**EXERCISE GOAL**. Copy the records. Keep every line exactly as it is.

**EXERCISE INPUTS**.

>>>>

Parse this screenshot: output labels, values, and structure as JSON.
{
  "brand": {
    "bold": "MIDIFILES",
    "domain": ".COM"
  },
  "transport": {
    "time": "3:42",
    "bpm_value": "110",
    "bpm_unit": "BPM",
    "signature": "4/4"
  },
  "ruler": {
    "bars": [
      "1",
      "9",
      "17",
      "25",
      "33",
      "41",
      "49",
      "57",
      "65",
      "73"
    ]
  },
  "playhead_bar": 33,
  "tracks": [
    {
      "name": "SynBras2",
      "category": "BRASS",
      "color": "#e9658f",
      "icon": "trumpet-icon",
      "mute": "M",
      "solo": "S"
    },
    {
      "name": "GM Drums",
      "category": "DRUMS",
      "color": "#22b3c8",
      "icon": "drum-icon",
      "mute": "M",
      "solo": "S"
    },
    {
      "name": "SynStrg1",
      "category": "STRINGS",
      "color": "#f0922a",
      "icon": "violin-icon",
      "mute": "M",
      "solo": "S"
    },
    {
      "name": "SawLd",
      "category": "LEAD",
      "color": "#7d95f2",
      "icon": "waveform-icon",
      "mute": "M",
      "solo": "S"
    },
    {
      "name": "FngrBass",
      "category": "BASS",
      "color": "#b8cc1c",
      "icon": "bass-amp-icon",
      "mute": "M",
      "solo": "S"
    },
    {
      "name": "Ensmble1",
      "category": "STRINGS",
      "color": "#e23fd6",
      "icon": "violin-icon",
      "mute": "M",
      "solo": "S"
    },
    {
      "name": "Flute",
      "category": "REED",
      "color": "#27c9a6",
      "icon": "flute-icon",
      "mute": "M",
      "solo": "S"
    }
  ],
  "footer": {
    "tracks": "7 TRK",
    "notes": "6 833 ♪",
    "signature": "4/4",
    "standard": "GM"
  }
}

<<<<

**TASK ANSWER**.
Parse this screenshot: output labels, values, and structure as JSON.
{
  "brand": {
    "bold": "MIDIFILES",
    "domain": ".COM"
  },
  "transport": {
    "time": "3:42",
    "bpm_value": "110",
    "bpm_unit": "BPM",
    "signature": "4/4"
  },
  "ruler": {
    "bars": [
      "1",
      "9",
      "17",
      "25",
      "33",
      "41",
      "49",
      "57",
      "65",
      "73"
    ]
  },
  "playhead_bar": 33,
  "tracks": [
    {
      "name": "SynBras2",
      "category": "BRASS",
      "color": "#e9658f",
      "icon": "trumpet-icon",
      "mute": "M",
      "solo": "S"
    },
    {
      "name": "GM Drums",
      "category": "DRUMS",
      "color": "#22b3c8",
      "icon": "drum-icon",
      "mute": "M",
      "solo": "S"
    },
    {
      "name": "SynStrg1",
      "category": "STRINGS",
      "color": "#f0922a",
      "icon": "violin-icon",
      "mute": "M",
      "solo": "S"
    },
    {
      "name": "SawLd",
      "category": "LEAD",
      "color": "#7d95f2",
      "icon": "waveform-icon",
      "mute": "M",
      "solo": "S"
    },
    {
      "name": "FngrBass",
      "category": "BASS",
      "color": "#b8cc1c",
      "icon": "bass-amp-icon",
      "mute": "M",
      "solo": "S"
    },
    {
      "name": "Ensmble1",
      "category": "STRINGS",
      "color": "#e23fd6",
      "icon": "violin-icon",
      "mute": "M",
      "solo": "S"
    },
    {
      "name": "Flute",
      "category": "REED",
      "color": "#27c9a6",
      "icon": "flute-icon",
      "mute": "M",
      "solo": "S"
    }
  ],
  "footer": {
    "tracks": "7 TRK",
    "notes": "6 833 ♪",
    "signature": "4/4",
    "standard": "GM"
  }
}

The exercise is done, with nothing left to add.